And they’re not just competing with one another. There are agents other agents with other intentions. Some will have their way, sooner or later, which is a good thing because if some of them didn’t make me eat, I’d starve, and if others didn't have me go to the toilet, I’d explode.
Perhaps the parts of my mind that want to produce writing are organized a little differently than my earlier description. Perhaps I've got a bunch of agents that want to think about economics, politics, and so on, but don’t give a shit about writing, and I've got another bunch that want to produce writing, and don’t care a bit what the writing’s about. And then there are agents that like editing—that can always find a way to make a sentence clearer or to reorganize words differently.
Whatever. There are agents. They need to cooperate to get things done.
Getting all these agents to work together in a way that provides the greatest satisfaction to the most powerful coalition of agents—or alternatively in a way that forms a coalition with dominant power—is a tough bit of social engineering or mental politicking. Fortunately I have agents that are more-or-less up to the task. They do the job without “me” (whatever I am) having to intervene. And that’s why I seem to be a moderately capable, functioning human being.
Sometimes things go awry, and that’s what happened today.

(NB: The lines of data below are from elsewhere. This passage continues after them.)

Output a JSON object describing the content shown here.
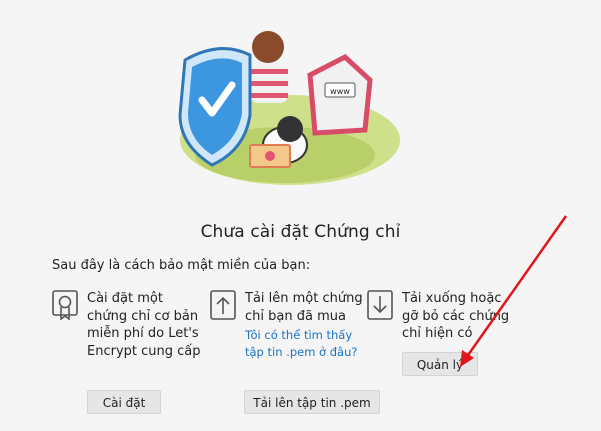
{
  "main": {
    "title": "Chưa cài đặt Chứng chỉ",
    "intro": "Sau đây là cách bảo mật miền của bạn:",
    "illustration_sign": "www"
  },
  "options": [
    {
      "icon": "certificate-icon",
      "text": "Cài đặt một chứng chỉ cơ bản miễn phí do Let's Encrypt cung cấp",
      "button": "Cài đặt"
    },
    {
      "icon": "upload-icon",
      "text": "Tải lên một chứng chỉ bạn đã mua",
      "link": "Tôi có thể tìm thấy tập tin .pem ở đâu?",
      "button": "Tải lên tập tin .pem"
    },
    {
      "icon": "download-icon",
      "text": "Tải xuống hoặc gỡ bỏ các chứng chỉ hiện có",
      "button": "Quản lý"
    }
  ],
  "colors": {
    "annotation_arrow": "#e0161b",
    "link": "#1a73c4",
    "shield": "#3d97e0"
  }
}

While most of me has been satisfied with most of what I've been doing the past week or so, some part of me was getting increasingly upset, and finally, today, the meltdown.

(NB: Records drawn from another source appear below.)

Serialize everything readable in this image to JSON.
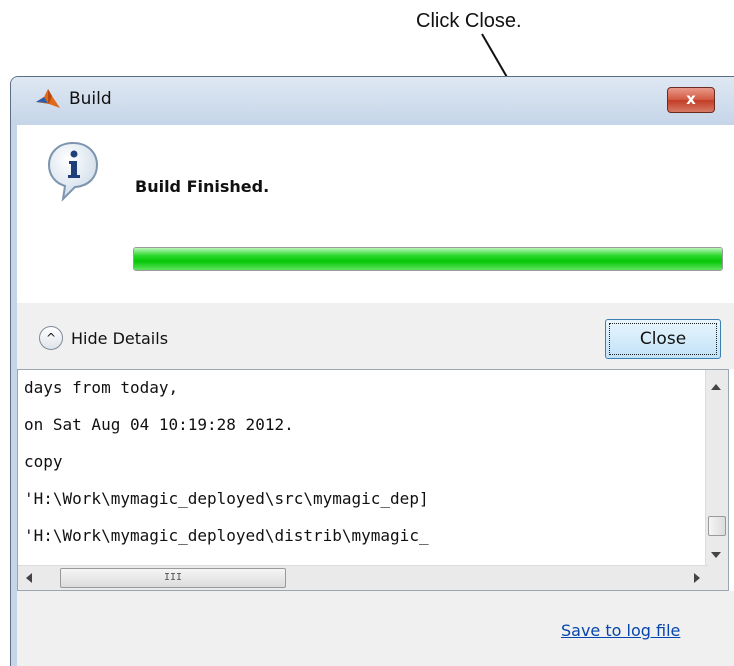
{
  "annotation": {
    "text": "Click Close."
  },
  "window": {
    "title": "Build",
    "app_icon": "matlab-logo-icon",
    "close_glyph": "x",
    "close_color": "#c8432d"
  },
  "message": {
    "icon": "info-icon",
    "text": "Build Finished.",
    "progress": 1.0,
    "progress_color": "#0ac80a"
  },
  "details": {
    "toggle_icon": "chevron-up-icon",
    "toggle_glyph": "^",
    "toggle_label": "Hide Details",
    "close_label": "Close"
  },
  "log": {
    "lines": [
      "days from today,",
      "on Sat Aug 04 10:19:28 2012.",
      "copy",
      "'H:\\Work\\mymagic_deployed\\src\\mymagic_dep]",
      "'H:\\Work\\mymagic_deployed\\distrib\\mymagic_"
    ],
    "hscroll_thumb_label": "III"
  },
  "footer": {
    "save_link": "Save to log file",
    "link_color": "#0645ad"
  }
}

Because I’d been thinking about the Society of Mind, once I did my Pages and got the disconnected parts of myself reconnected and communicating, I convened a committee to study the problem and make recommendations. Well, no, that’s not really what I did. No committee was convened. Rather an ad-hoc collection of agents got together, attended to the problem and without much effort, the moving hand on the Page produced the following analysis

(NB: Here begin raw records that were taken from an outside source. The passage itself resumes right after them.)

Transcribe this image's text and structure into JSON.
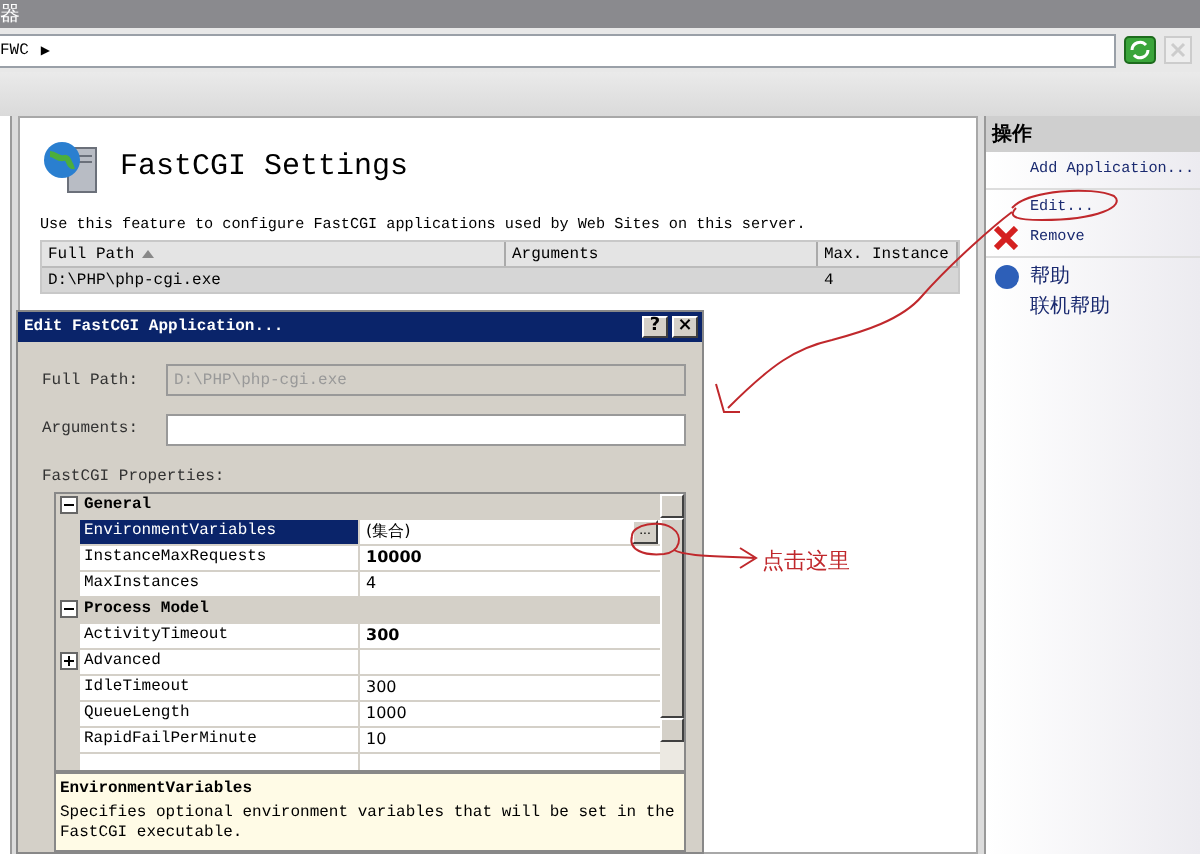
{
  "window": {
    "title": "器"
  },
  "address_bar": {
    "breadcrumb": "FWC",
    "separator": "▶"
  },
  "page": {
    "title": "FastCGI Settings",
    "description": "Use this feature to configure FastCGI applications used by Web Sites on this server.",
    "table": {
      "columns": [
        {
          "label": "Full Path",
          "sorted": true
        },
        {
          "label": "Arguments",
          "sorted": false
        },
        {
          "label": "Max. Instance",
          "sorted": false
        }
      ],
      "rows": [
        {
          "full_path": "D:\\PHP\\php-cgi.exe",
          "max_instances": "4",
          "selected": true
        }
      ]
    }
  },
  "actions": {
    "title": "操作",
    "groups": [
      [
        {
          "label": "Add Application...",
          "kind": "link"
        }
      ],
      [
        {
          "label": "Edit...",
          "kind": "link"
        },
        {
          "label": "Remove",
          "kind": "remove"
        }
      ],
      [
        {
          "label": "帮助",
          "kind": "help"
        },
        {
          "label": "联机帮助",
          "kind": "link"
        }
      ]
    ]
  },
  "dialog": {
    "title": "Edit FastCGI Application...",
    "help_button": "?",
    "close_button": "×",
    "fields": [
      {
        "label": "Full Path:",
        "value": "D:\\PHP\\php-cgi.exe",
        "disabled": true
      },
      {
        "label": "Arguments:",
        "disabled": false
      }
    ],
    "properties_label": "FastCGI Properties:",
    "properties": [
      {
        "kind": "category",
        "label": "General",
        "expanded": true,
        "children": [
          {
            "kind": "property",
            "name": "EnvironmentVariables",
            "value": "(集合)",
            "modified": false,
            "selected": true,
            "editor_button": "..."
          },
          {
            "kind": "property",
            "name": "InstanceMaxRequests",
            "value": "10000",
            "modified": true,
            "selected": false
          },
          {
            "kind": "property",
            "name": "MaxInstances",
            "value": "4",
            "modified": false,
            "selected": false
          }
        ]
      },
      {
        "kind": "category",
        "label": "Process Model",
        "expanded": true,
        "children": [
          {
            "kind": "property",
            "name": "ActivityTimeout",
            "value": "300",
            "modified": true,
            "selected": false
          },
          {
            "kind": "group",
            "label": "Advanced",
            "expanded": false
          },
          {
            "kind": "property",
            "name": "IdleTimeout",
            "value": "300",
            "modified": false,
            "selected": false
          },
          {
            "kind": "property",
            "name": "QueueLength",
            "value": "1000",
            "modified": false,
            "selected": false
          },
          {
            "kind": "property",
            "name": "RapidFailPerMinute",
            "value": "10",
            "modified": false,
            "selected": false
          }
        ]
      }
    ],
    "help": {
      "title": "EnvironmentVariables",
      "text": "Specifies optional environment variables that will be set in the FastCGI executable."
    }
  },
  "annotation": {
    "text": "点击这里"
  }
}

Organizations get work done when individuals and departments are focused on a defined task, when communication between and among them is effective and supports the task and when disruptive forces and obstacles are removed—sometimes by parts of the organization that specialize in disruption removal and obstacle removal.
When I write, I decided, a set of agents naturally form around that task, and the fact that my writing process is often dysfunctional (from the perspective of agents that want to get actual writing done and completed and posted, or whatever) is because the usual team of agents are incomplete, or include disruptive agents, or because power is not being allocated properly to agents.
Specifically, when I write, the agents include those that have ideas and care about expressing them, those that translate the ideas into words and keystrokes and so on, but also agents that want to edit, and who are given too much power. And most time there is no agent that actually cares to finish the thing and get it posted. Or if such an agent is present, it does not have enough power to accomplish its end.
So having had that insight, and having a fundamentally healthy society of mind, I sat down and ripped this draft out, creating word after word, sentence after sentence, paragraph after paragraph, a process that delights the agents that love the act of writing.
I finished it in one pass. Reviewed it in another, making only a very few changes (editing agent under control). I had Bobbi check it for typos and for obvious stupidity.
And now, I will move my mouse over to the Publish button and….

Update: You can find the Society of Mind in pdf form here.